Dan Malgran is a digital content and social media strategist moonlighting as a travel bug.

From Gulfoss we began the journey to Reykjavik, our home for the next few days. At this point we hadn’t slept in 40 hours or so and it was getting hard to keep those feet moving at each stop. Even so, on our drive we found Kerið, a volcanic crater that’s definitely worth your stop. It costs only a few Isk (Icelandic Kroner) as a donation to help finish the renovations. If the name sounds familiar, it’s where Björk performed a free concert on a floating raft at the center of the lake inside the crater. You’re free to wander around the area, and if you climb to the top you can get a great view of the area.

Once we arrived at our hotel in Reykjavik we passed out completely for a few hours, it turns out combining a lack of sleep with miles of hiking will take its toll on the body. We awoke and wandered the area near our hotel, out in the northern part of the city. I suggest you take a walk by the water, it’s rather relaxing and off in the distance you can still see the ice walls formed by the mountains.
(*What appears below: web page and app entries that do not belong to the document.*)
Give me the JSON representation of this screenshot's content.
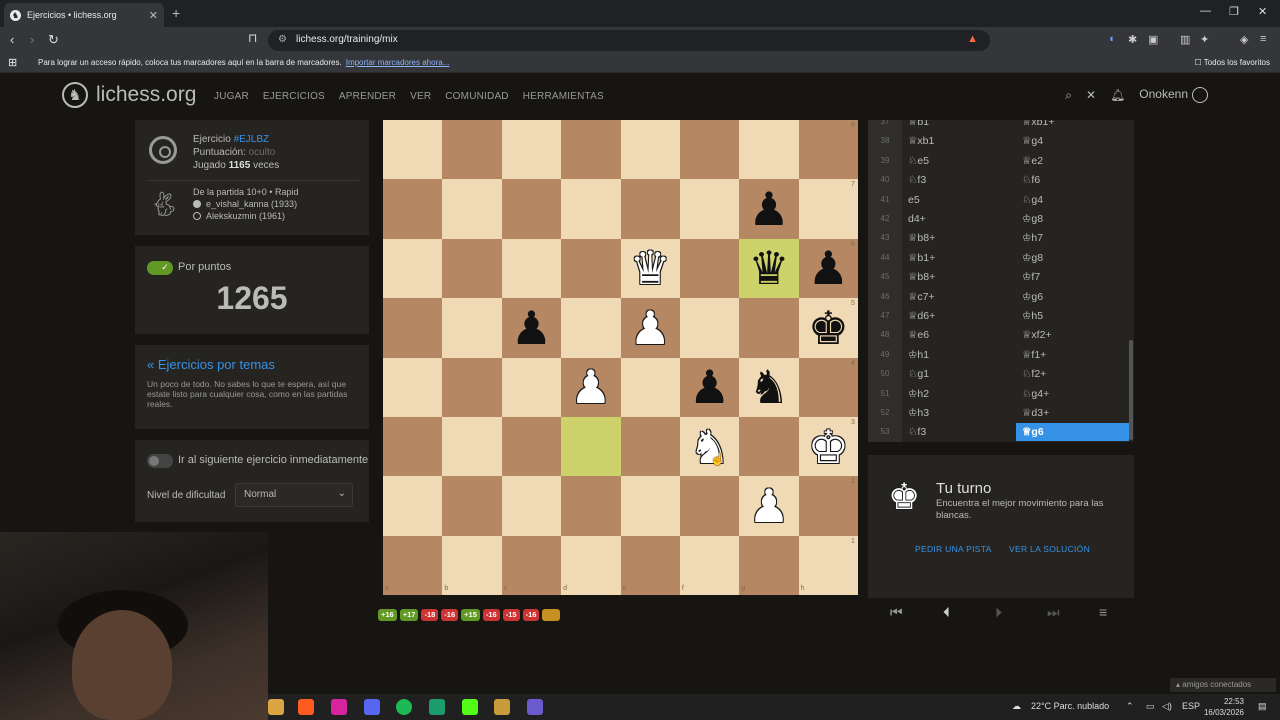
{
  "browser": {
    "tab_title": "Ejercicios • lichess.org",
    "new_tab": "+",
    "url": "lichess.org/training/mix",
    "bookmark_bar_text": "Para lograr un acceso rápido, coloca tus marcadores aquí en la barra de marcadores.",
    "bookmark_bar_link": "Importar marcadores ahora...",
    "favorites": "Todos los favoritos"
  },
  "header": {
    "logo": "lichess.org",
    "menu": [
      "JUGAR",
      "EJERCICIOS",
      "APRENDER",
      "VER",
      "COMUNIDAD",
      "HERRAMIENTAS"
    ],
    "username": "Onokenn"
  },
  "puzzle_info": {
    "label": "Ejercicio",
    "id": "#EJLBZ",
    "rating_label": "Puntuación:",
    "rating_value": "oculto",
    "played_prefix": "Jugado",
    "played_count": "1165",
    "played_suffix": "veces",
    "game_line": "De la partida 10+0 • Rapid",
    "white_player": "e_vishal_kanna (1933)",
    "black_player": "Alekskuzmin (1961)"
  },
  "score_panel": {
    "label": "Por puntos",
    "value": "1265"
  },
  "themes": {
    "link": "« Ejercicios por temas",
    "desc": "Un poco de todo. No sabes lo que te espera, así que estate listo para cualquier cosa, como en las partidas reales."
  },
  "settings": {
    "auto_next": "Ir al siguiente ejercicio inmediatamente",
    "difficulty_label": "Nivel de dificultad",
    "difficulty_value": "Normal"
  },
  "board": {
    "files": [
      "a",
      "b",
      "c",
      "d",
      "e",
      "f",
      "g",
      "h"
    ],
    "ranks": [
      "8",
      "7",
      "6",
      "5",
      "4",
      "3",
      "2",
      "1"
    ],
    "highlights": [
      "g6",
      "d3"
    ],
    "pieces": [
      {
        "sq": "g7",
        "p": "bp",
        "g": "♟"
      },
      {
        "sq": "e6",
        "p": "wp",
        "g": "♛"
      },
      {
        "sq": "g6",
        "p": "bp",
        "g": "♛"
      },
      {
        "sq": "h6",
        "p": "bp",
        "g": "♟"
      },
      {
        "sq": "c5",
        "p": "bp",
        "g": "♟"
      },
      {
        "sq": "e5",
        "p": "wp",
        "g": "♟"
      },
      {
        "sq": "h5",
        "p": "bp",
        "g": "♚"
      },
      {
        "sq": "d4",
        "p": "wp",
        "g": "♟"
      },
      {
        "sq": "f4",
        "p": "bp",
        "g": "♟"
      },
      {
        "sq": "g4",
        "p": "bp",
        "g": "♞"
      },
      {
        "sq": "f3",
        "p": "wp",
        "g": "♞"
      },
      {
        "sq": "h3",
        "p": "wp",
        "g": "♚"
      },
      {
        "sq": "g2",
        "p": "wp",
        "g": "♟"
      }
    ]
  },
  "moves": [
    {
      "n": "37",
      "w": "♕b1",
      "b": "♕xb1+"
    },
    {
      "n": "38",
      "w": "♕xb1",
      "b": "♕g4"
    },
    {
      "n": "39",
      "w": "♘e5",
      "b": "♕e2"
    },
    {
      "n": "40",
      "w": "♘f3",
      "b": "♘f6"
    },
    {
      "n": "41",
      "w": "e5",
      "b": "♘g4"
    },
    {
      "n": "42",
      "w": "d4+",
      "b": "♔g8"
    },
    {
      "n": "43",
      "w": "♕b8+",
      "b": "♔h7"
    },
    {
      "n": "44",
      "w": "♕b1+",
      "b": "♔g8"
    },
    {
      "n": "45",
      "w": "♕b8+",
      "b": "♔f7"
    },
    {
      "n": "46",
      "w": "♕c7+",
      "b": "♔g6"
    },
    {
      "n": "47",
      "w": "♕d6+",
      "b": "♔h5"
    },
    {
      "n": "48",
      "w": "♕e6",
      "b": "♕xf2+"
    },
    {
      "n": "49",
      "w": "♔h1",
      "b": "♕f1+"
    },
    {
      "n": "50",
      "w": "♘g1",
      "b": "♘f2+"
    },
    {
      "n": "51",
      "w": "♔h2",
      "b": "♘g4+"
    },
    {
      "n": "52",
      "w": "♔h3",
      "b": "♕d3+"
    },
    {
      "n": "53",
      "w": "♘f3",
      "b": "♕g6"
    }
  ],
  "turn": {
    "title": "Tu turno",
    "desc": "Encuentra el mejor movimiento para las blancas.",
    "hint": "PEDIR UNA PISTA",
    "solution": "VER LA SOLUCIÓN"
  },
  "chips": [
    {
      "v": "+16",
      "t": "good"
    },
    {
      "v": "+17",
      "t": "good"
    },
    {
      "v": "-18",
      "t": "bad"
    },
    {
      "v": "-16",
      "t": "bad"
    },
    {
      "v": "+15",
      "t": "good"
    },
    {
      "v": "-16",
      "t": "bad"
    },
    {
      "v": "-15",
      "t": "bad"
    },
    {
      "v": "-16",
      "t": "bad"
    },
    {
      "v": "",
      "t": "pend"
    }
  ],
  "taskbar": {
    "weather": "22°C Parc. nublado",
    "lang": "ESP",
    "time": "22:53",
    "date": "16/03/2026",
    "friends": "amigos conectados"
  }
}
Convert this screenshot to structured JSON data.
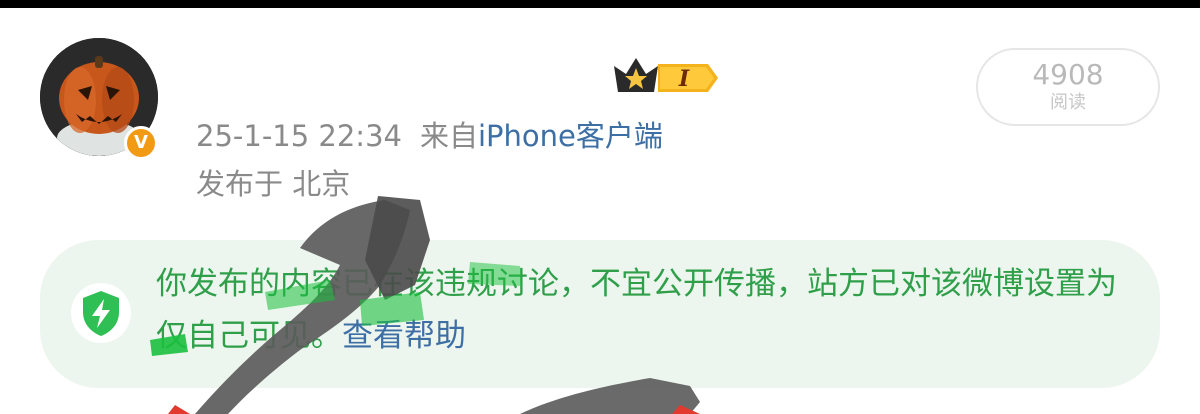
{
  "post": {
    "timestamp": "25-1-15 22:34",
    "source_prefix": "来自",
    "source_client": "iPhone客户端",
    "location_label": "发布于",
    "location": "北京",
    "read_count": "4908",
    "read_label": "阅读",
    "verified_symbol": "V",
    "crown_label": "I"
  },
  "notice": {
    "message": "你发布的内容已在该违规讨论，不宜公开传播，站方已对该微博设置为仅自己可见。",
    "help_link": "查看帮助"
  },
  "colors": {
    "notice_bg": "#edf6ee",
    "notice_text": "#2f9f4a",
    "link": "#3d6fa5",
    "meta_text": "#8a8a8a",
    "verified_badge": "#f39a14"
  }
}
A path leads through the lava fields off to the Blue Lagoon geothermal spa.

A path leads through the lava fields off to the Blue Lagoon geothermal spa.

Photograph by Daniel Malgran

The water leading up to the Blue Lagoon

Photograph by Daniel Malgran

I should point out that we’re still talking about Day 1. After a nice walk through the city and grabbing dinner at our hotel, we passed out for good. The next morning we got up early and drove straight to the Blue Lagoon for a morning appointment with an in-water massage. A lot of people may tell you that the Blue Lagoon is a tourist trap, and they may well be right, but take it from me: it’s one you should visit. Now, let me add a stipulation to that. They offer a number of packages, and I will admit we decided to do the full luxury package where you get your own room to shower and change, and a private entrance to the lagoon. If you’re willing to throw down a little bit extra, this upgrade was 200% worth it. There’s no rushing, there are no other people bothering you, and you can go back in to freshen up at any time.

Why do I have so few pictures from the Blue Lagoon? Because I’m a moron, that’s why. I forgot to charge up the battery for the camera we brought with us, and didn’t find out until we were already in the lagoon where I tried to take a picture and it immediately died on me. We, of course, left our phones in the car so we wouldn’t lose them in the lagoon or forget them in the shower. I have very few regrets, and not charging the batteries is one of them.

Iceland was one of the best trips we have ever taken. We loved the country and the people so much we spent some time looking for jobs so we could live there for a year or two. If you’re looking for a trip off the beaten path and can handle a bit of cold, book your trip to Iceland. We only spent a few days, but there is so much more to see. Travel the Ring Road and see the black sand beaches of Vik. Go hike the glaciers. Stand in awe of the Skógafoss waterfall.

Iceland is calling, get out there and explore.

Some Visitation Suggestions

Technology to Bring
  • Americans should be sure to bring an adapter for the outlets. Iceland uses 220 volts at 50Hz. We purchased and brought this travel adapter from BESTEK and it worked well, though is a bit loud.
  • If you’re not planning to buy a Sim card or a phone while there but still want to know where you’re headed, download Maps.Me and make sure to download offline maps for Iceland. We had no problem finding our way.
  • Don’t forget your camera, you’re going to see some great sights.
Clothes to Bring
  • Warm clothes. Seriously, it’s cold, especially if you go before April. I highly suggest some Mountain Hardwear equipment.
  • Hiking boots, there are a lot of places you can go hike and it’s all worthwhile.
Final Thoughts
  • People in Iceland are incredibly nice, and they’re almost all at least bi-lingual. We found conversing with people was no problem whatsoever.
  • Driving in Iceland is just like driving in the States. The signs may be in Icelandic, but you’ll have no problem figuring them out.
  • There are very few police on your drive, but there are a million cameras. Slow down and enjoy your surroundings.